You probably already know that fluoride prevents tooth decay. Yet a number of alarming messages are circulating about the negative impact of the substance on children’s health. What’s really true, and what should we make of the fluoride issue? In a new project, researchers intend to find out.

We get fluoride in our bodies through naturally contaminated drinking water, bottled water, food (like table salt, fish and tea) and various dental products. A limited amount of fluoride promotes dental health and protects against tooth decay. But high levels can have harmful effects on teeth and bones.

“In areas with naturally high levels of fluoride in the drinking water, like in some parts of China, you can see that it creates yellow spots on teeth,” says Maria Kippler, researcher at the Institute of Environmental Medicine at Karolinska Institutet.

In other countries, for example in the United States, fluoride is added to drinking water to promote dental health. The World Health Organization’s – and Sweden’s – guideline value for fluoride in drinking water is 1.5 mg per litre.

Many people have municipal drinking water in Sweden, so there is good control over the fluoride content. Almost all municipalities fall below the WHO guidance values.

Is fluoride harmful?

Control is worse in private water wells, and Kippler suspects that they might contain higher levels of fluoride.

Maria Kippler, researcher at Karolinska Institutet. Photo: Anna Persson

“It’s voluntary to submit water from your own well for analysis. Testing your water is expensive and many results are not reported.”

But what’s the real low-down on fluoride? A quick internet search sheds light on the debate. There is an unmistakable suspicion of its harmful impact on our health – especially our children’s health. What evidence is available that fluoride is harmful?

“The scientific evidence is still very uncertain. But despite this, information has spread through social media and caused great concern especially among parents.”

Creating concern among parents

It is difficult to determine whether the concern is unwarranted, but new research suggests that exposure to fluoride early in life can negatively affect the nervous system. Some of the effects mentioned include lowered intelligence and altered behaviour.

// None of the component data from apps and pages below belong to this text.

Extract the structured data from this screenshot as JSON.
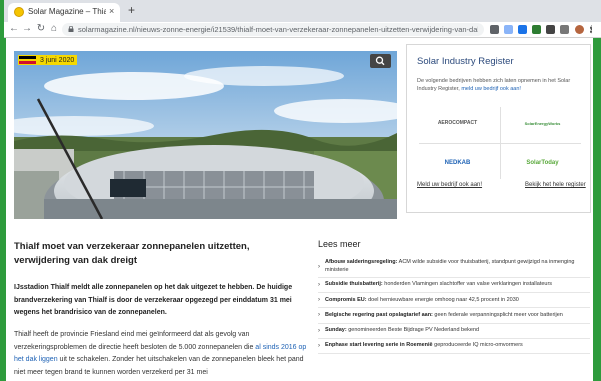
{
  "browser": {
    "tab_title": "Solar Magazine – Thialf moet ver...",
    "tab_close": "×",
    "new_tab": "+",
    "url": "solarmagazine.nl/nieuws-zonne-energie/i21539/thialf-moet-van-verzekeraar-zonnepanelen-uitzetten-verwijdering-van-dak-dreigt",
    "back": "←",
    "forward": "→",
    "reload": "↻",
    "home": "⌂"
  },
  "hero": {
    "date": "3 juni 2020",
    "flag_colors": [
      "#000000",
      "#f6d200",
      "#d0102c"
    ]
  },
  "sidebar": {
    "title": "Solar Industry Register",
    "description": "De volgende bedrijven hebben zich laten opnemen in het Solar Industry Register,",
    "description_link": "meld uw bedrijf ook aan!",
    "logos": [
      {
        "name": "AEROCOMPACT",
        "color": "#555555"
      },
      {
        "name": "SolarEnergyWorks",
        "color": "#3a8f3a"
      },
      {
        "name": "NEDKAB",
        "color": "#1e62b5"
      },
      {
        "name": "SolarToday",
        "color": "#58a83a"
      }
    ],
    "link_left": "Meld uw bedrijf ook aan!",
    "link_right": "Bekijk het hele register"
  },
  "article": {
    "title": "Thialf moet van verzekeraar zonnepanelen uitzetten, verwijdering van dak dreigt",
    "lead": "IJsstadion Thialf meldt alle zonnepanelen op het dak uitgezet te hebben. De huidige brandverzekering van Thialf is door de verzekeraar opgezegd per einddatum 31 mei wegens het brandrisico van de zonnepanelen.",
    "body_1": "Thialf heeft de provincie Friesland eind mei geïnformeerd dat als gevolg van verzekeringsproblemen de directie heeft besloten de 5.000 zonnepanelen die",
    "body_link": "al sinds 2016 op het dak liggen",
    "body_2": "uit te schakelen. Zonder het uitschakelen van de zonnepanelen bleek het pand niet meer tegen brand te kunnen worden verzekerd per 31 mei"
  },
  "lees_meer": {
    "title": "Lees meer",
    "items": [
      {
        "bold": "Afbouw salderingsregeling:",
        "text": " ACM wilde subsidie voor thuisbatterij, standpunt gewijzigd na inmenging ministerie",
        "tall": true
      },
      {
        "bold": "Subsidie thuisbatterij:",
        "text": " honderden Vlamingen slachtoffer van valse verklaringen installateurs",
        "tall": false
      },
      {
        "bold": "Compromis EU:",
        "text": " doel hernieuwbare energie omhoog naar 42,5 procent in 2030",
        "tall": false
      },
      {
        "bold": "Belgische regering past opslagtarief aan:",
        "text": " geen federale verpanningsplicht meer voor batterijen",
        "tall": false
      },
      {
        "bold": "Sunday:",
        "text": " genomineerden Beste Bijdrage PV Nederland bekend",
        "tall": false
      },
      {
        "bold": "Enphase start levering serie in Roemenië",
        "text": " geproduceerde IQ micro-omvormers",
        "tall": false
      }
    ]
  }
}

“Right now, there are no Swedish studies that have measured exposure to fluoride either in children or in their parents. Therefore, there is a great need for more research on exposure and the possible negative side effects of fluoride,” Kippler says.

Yet tooth decay is increasing in young children, so anxious parents face a dilemma. Kippler and her colleagues want to remedy this in a new project. Their overall aim is to clarify whether, and in such cases how, exposure to fluoride early in life affects children’s development and health.

Weighing risk against benefit

The researchers initiated a study involving roughly 650 mothers and their children. The study measures the amount of fluoride in the urine of pregnant women and their children at four months and four years of age

The children will also be followed up to the age of four in order to measure a variety of parameters: cognitive ability, behaviour, immune system development, allergies and growth.

“We’ve collected samples from the mothers, and we can already see that only a few have a higher concentration than the threshold. Our next step is to find out where these elevated values come from. Is there anything in the drinking water, anything else they’re drinking or eating? We know, for instance, that many pregnant women drink a lot of mineral water, which can contain a relatively high amount of fluoride.”

The results can provide decision support for scientific advice and recommendations for public authorities like the Swedish National Food Agency, Swedish Medical Products Agency, National Board of Health and Welfare, and Swedish Environmental Protection Agency.

“It's about weighing risk against benefit. If fluoride is good for one particular health aspect but dangerous for another, then we’ve got to understand more,” Kippler says.